Spanish king in on ’02 Venezuela coup?

Spain’s King Juan Carlos (now famously) told Hugo Chavez to “shut up” after the Venezuelan president repeatedly referred to former Spanish Prime Minister Jose Maria Aznar as a “fascist” at the Ibero-American Summit in Santiago, Chile, Nov. 10. (AP, Nov. 11) The following day, Chavez upped the ante by suggesting that Juan Carlos knew in advance of the abortive 2002 coup d’etat in Venezuela. Chavez asserted that Spain’s ambassador had appeared at Venezuela’s presidential palace during the two-day coup to support interim “president” Pedro Carmona—with the King’s blessing. “Mr. King, did you know about the coup d’etat against Venezuela, against the democratic, legitimate government of Venezuela in 2002?” Chavez rhetorically asked at a news conference “It’s very hard to imagine the Spanish ambassador would have been at the presidential palace supporting the coup-plotters without authorization from his majesty.”

The initial “fascist” remark Nov. 10 came in reference to Aznar’s support for the FTAA/ALCA trade pact, which Chávez described as “an imperialist project.” Chavez embellished: “Fascists are not human. A snake is more human.” Spain’s current Prime Minister, Jose Luis Rodriguez Zapatero, aadressed Chavez in his turn at the mike: “President Hugo Chavez, I think there is an essential principle to dialogue, and that is, to respect and be respected, we should be careful not to fall into insults.” Chavez continued to interrupt as Zapatero spoke, although his microphone was off. Juan Carlos, seated next to Zapatero, leaned toward Chavez and loudly asked, “Why don’t you shut up?” The monarch then left the chamber.

“They told me some Spanish officials grabbed him by the arm, because he’s strong and tall,” Chavez recalled in comments published Sunday by Spain’s El Mundo. “He acted like an angry bull.

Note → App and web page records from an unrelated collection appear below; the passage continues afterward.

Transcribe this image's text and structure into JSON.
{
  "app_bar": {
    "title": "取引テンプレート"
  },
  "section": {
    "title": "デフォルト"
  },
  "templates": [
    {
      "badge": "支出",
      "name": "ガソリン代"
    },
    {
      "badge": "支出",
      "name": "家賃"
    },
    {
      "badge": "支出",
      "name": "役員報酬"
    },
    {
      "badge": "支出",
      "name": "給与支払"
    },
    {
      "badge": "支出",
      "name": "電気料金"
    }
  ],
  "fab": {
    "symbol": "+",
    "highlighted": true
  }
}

I’m no bullfighter—but olé!”

Chavez later accused Juan Carlos of violating protocol. “I hope this will not damage relations,” Chavez said as he left his Santiago hotel room Nov. 11. “But I think it’s imprudent for a king to shout at a president to shut up.” (AP, Nov. 12; BBC, Nov. 11; TypicallySpanish, Nov. 10)

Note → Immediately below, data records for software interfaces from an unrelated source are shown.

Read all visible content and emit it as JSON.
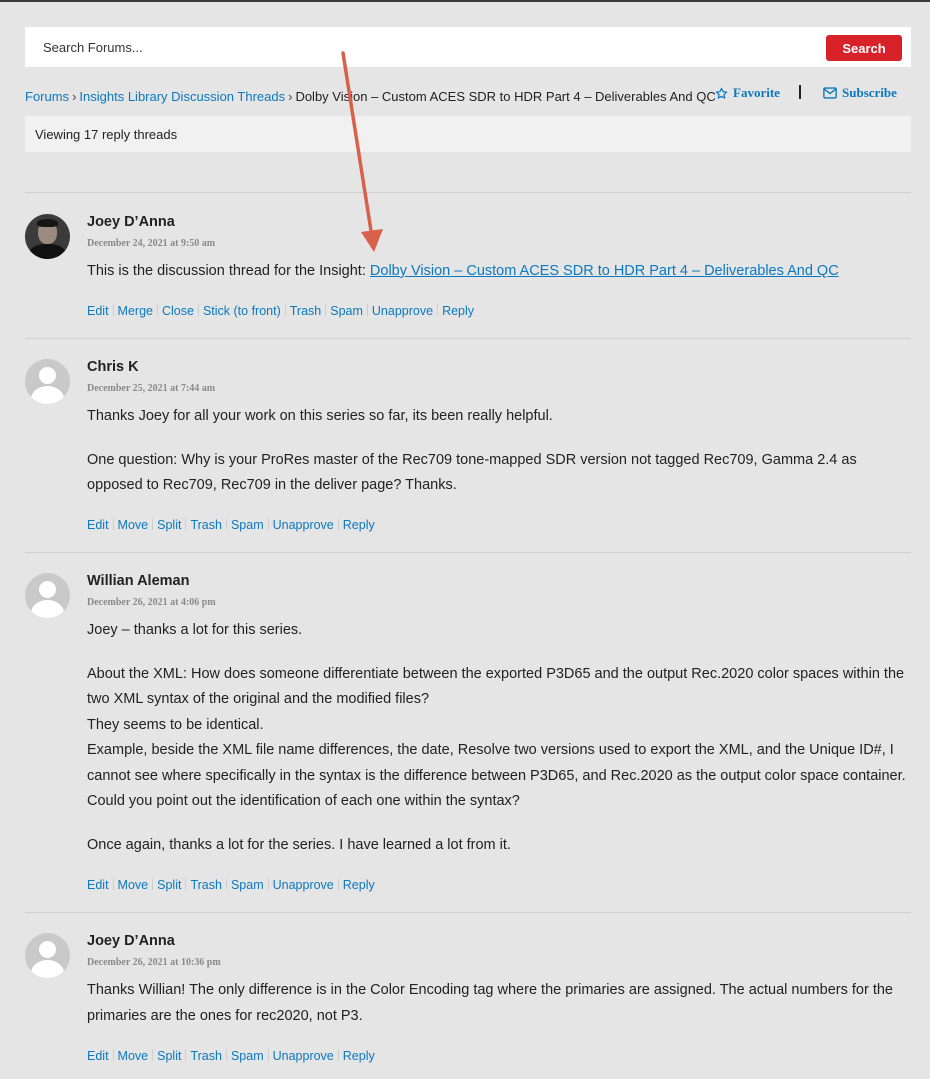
{
  "search": {
    "placeholder": "Search Forums...",
    "button_label": "Search"
  },
  "breadcrumb": {
    "items": [
      "Forums",
      "Insights Library Discussion Threads"
    ],
    "current": "Dolby Vision – Custom ACES SDR to HDR Part 4 – Deliverables And QC",
    "separator": "›"
  },
  "topic_actions": {
    "favorite_label": "Favorite",
    "subscribe_label": "Subscribe"
  },
  "viewing_text": "Viewing 17 reply threads",
  "posts": [
    {
      "author": "Joey D’Anna",
      "date": "December 24, 2021 at 9:50 am",
      "text_prefix": "This is the discussion thread for the Insight: ",
      "link_text": "Dolby Vision – Custom ACES SDR to HDR Part 4 – Deliverables And QC",
      "actions": [
        "Edit",
        "Merge",
        "Close",
        "Stick (to front)",
        "Trash",
        "Spam",
        "Unapprove",
        "Reply"
      ]
    },
    {
      "author": "Chris K",
      "date": "December 25, 2021 at 7:44 am",
      "paragraphs": [
        "Thanks Joey for all your work on this series so far, its been really helpful.",
        "One question: Why is your ProRes master of the Rec709 tone-mapped SDR version not tagged Rec709, Gamma 2.4 as opposed to Rec709, Rec709 in the deliver page? Thanks."
      ],
      "actions": [
        "Edit",
        "Move",
        "Split",
        "Trash",
        "Spam",
        "Unapprove",
        "Reply"
      ]
    },
    {
      "author": "Willian Aleman",
      "date": "December 26, 2021 at 4:06 pm",
      "paragraphs": [
        "Joey – thanks a lot for this series.",
        "About the XML: How does someone differentiate between the exported P3D65 and the output Rec.2020 color spaces within the two XML syntax of the original and the modified files?\nThey seems to be identical.\nExample, beside the XML file name differences, the date, Resolve two versions used to export the XML, and the Unique ID#, I cannot see where specifically in the syntax is the difference between P3D65, and Rec.2020 as the output color space container. Could you point out the identification of each one within the syntax?",
        "Once again, thanks a lot for the series. I have learned a lot from it."
      ],
      "actions": [
        "Edit",
        "Move",
        "Split",
        "Trash",
        "Spam",
        "Unapprove",
        "Reply"
      ]
    },
    {
      "author": "Joey D’Anna",
      "date": "December 26, 2021 at 10:36 pm",
      "paragraphs": [
        "Thanks Willian! The only difference is in the Color Encoding tag where the primaries are assigned. The actual numbers for the primaries are the ones for rec2020, not P3."
      ],
      "actions": [
        "Edit",
        "Move",
        "Split",
        "Trash",
        "Spam",
        "Unapprove",
        "Reply"
      ]
    }
  ],
  "colors": {
    "link": "#0b79c0",
    "search_button": "#d8222a",
    "annotation_arrow": "#d9604a",
    "background": "#e5e5e5"
  },
  "icons": {
    "favorite": "star-outline-icon",
    "subscribe": "envelope-icon",
    "avatar_default": "default-user-avatar-icon"
  }
}
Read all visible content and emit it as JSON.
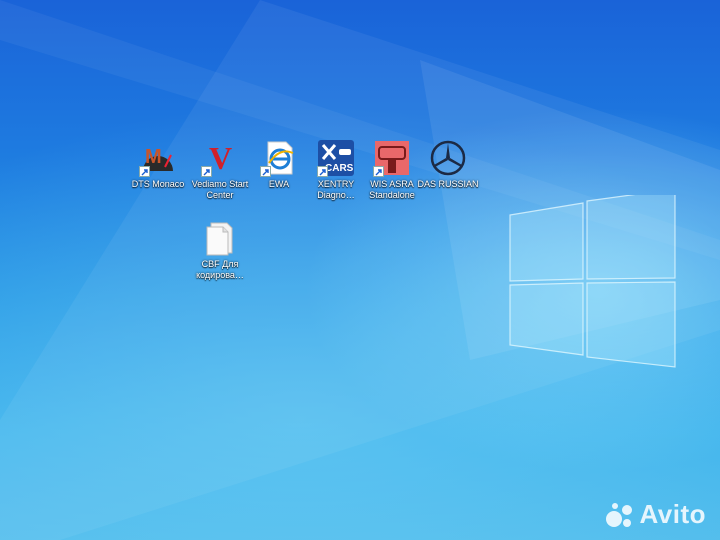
{
  "desktop": {
    "icons": [
      {
        "id": "dts-monaco",
        "label": "DTS Monaco",
        "icon": "dts-monaco-icon"
      },
      {
        "id": "vediamo",
        "label": "Vediamo Start Center",
        "icon": "vediamo-icon"
      },
      {
        "id": "ewa",
        "label": "EWA",
        "icon": "ewa-browser-icon"
      },
      {
        "id": "xentry",
        "label": "XENTRY Diagno…",
        "icon": "xentry-icon",
        "badge": "CARS"
      },
      {
        "id": "wis-asra",
        "label": "WIS ASRA Standalone",
        "icon": "wis-asra-icon"
      },
      {
        "id": "das",
        "label": "DAS RUSSIAN",
        "icon": "mercedes-star-icon"
      },
      {
        "id": "cbf",
        "label": "CBF Для кодирова…",
        "icon": "folder-icon"
      }
    ]
  },
  "watermark": {
    "text": "Avito"
  },
  "colors": {
    "background_top": "#1a63d8",
    "background_bottom": "#52bdec",
    "logo": "#bfefff"
  }
}
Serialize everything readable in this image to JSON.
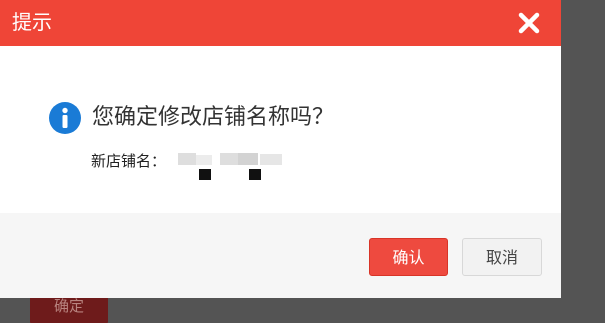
{
  "background": {
    "confirm_label": "确定"
  },
  "dialog": {
    "title": "提示",
    "close_icon": "close-icon",
    "info_icon": "info-icon",
    "question": "您确定修改店铺名称吗？",
    "shop_name_label": "新店铺名：",
    "buttons": {
      "ok": "确认",
      "cancel": "取消"
    }
  },
  "colors": {
    "header": "#ef4537",
    "primary_button": "#ee4a3f",
    "info_icon": "#1a7bd6",
    "overlay": "#545454"
  }
}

See our last posts on Venezuela and Spain.

  1. Fidel into the fray
    “Genocidal”? Chill out a little, Fidel. From Bloomberg, Nov. 19:

    Cuba’s President Fidel Castro has described as “cowardly” remarks that Spanish Prime Minister Jose Luis Rodriguez Zapatero directed at Venezuelan President Hugo Chavez during last week’s Ibero-American summit in Chile.

    Castro, 81, issued a statement recently to side with Chavez, his closest ally, who was told to “shut up” at the summit by Spanish King Juan Carlos I after the Venezuelan leader called Spain’s former Prime Minister Jose Maria Aznar Lopez a fascist. Zapatero also defended Aznar from Chavez’s attack, telling him that his predecessor was elected democratically.

    The exchange was “an unambiguous display of the genocidal ways and methods of the empire, its accomplices and the anesthetized victims of the Third World,” Castro wrote in an e- mailed “reflection,” entitled “The Ideological Waterloo.”

  2. Now “shut up, Chavez” ringtones!
    From BBC, Nov. 19:

    The king of Spain’s recent undiplomatic outburst at the Venezuelan president has become a ringtone hit across Spain.

    An estimated 500,000 people have downloaded the insult featuring the words “Why don’t you shut up?”, generating a reported 1.5m euros ($2m)…

    Branded mugs, t-shirts and websites featuring the row are also profitable.

    In Venezuela, a group of students who oppose Mr Chavez’s government have also been downloading the ringtone, a US newspaper reported.

    “It’s a form of protest,” a 21-year-old student in Caracas told the Miami Herald. “It’s something that a lot of people would like to tell the president.”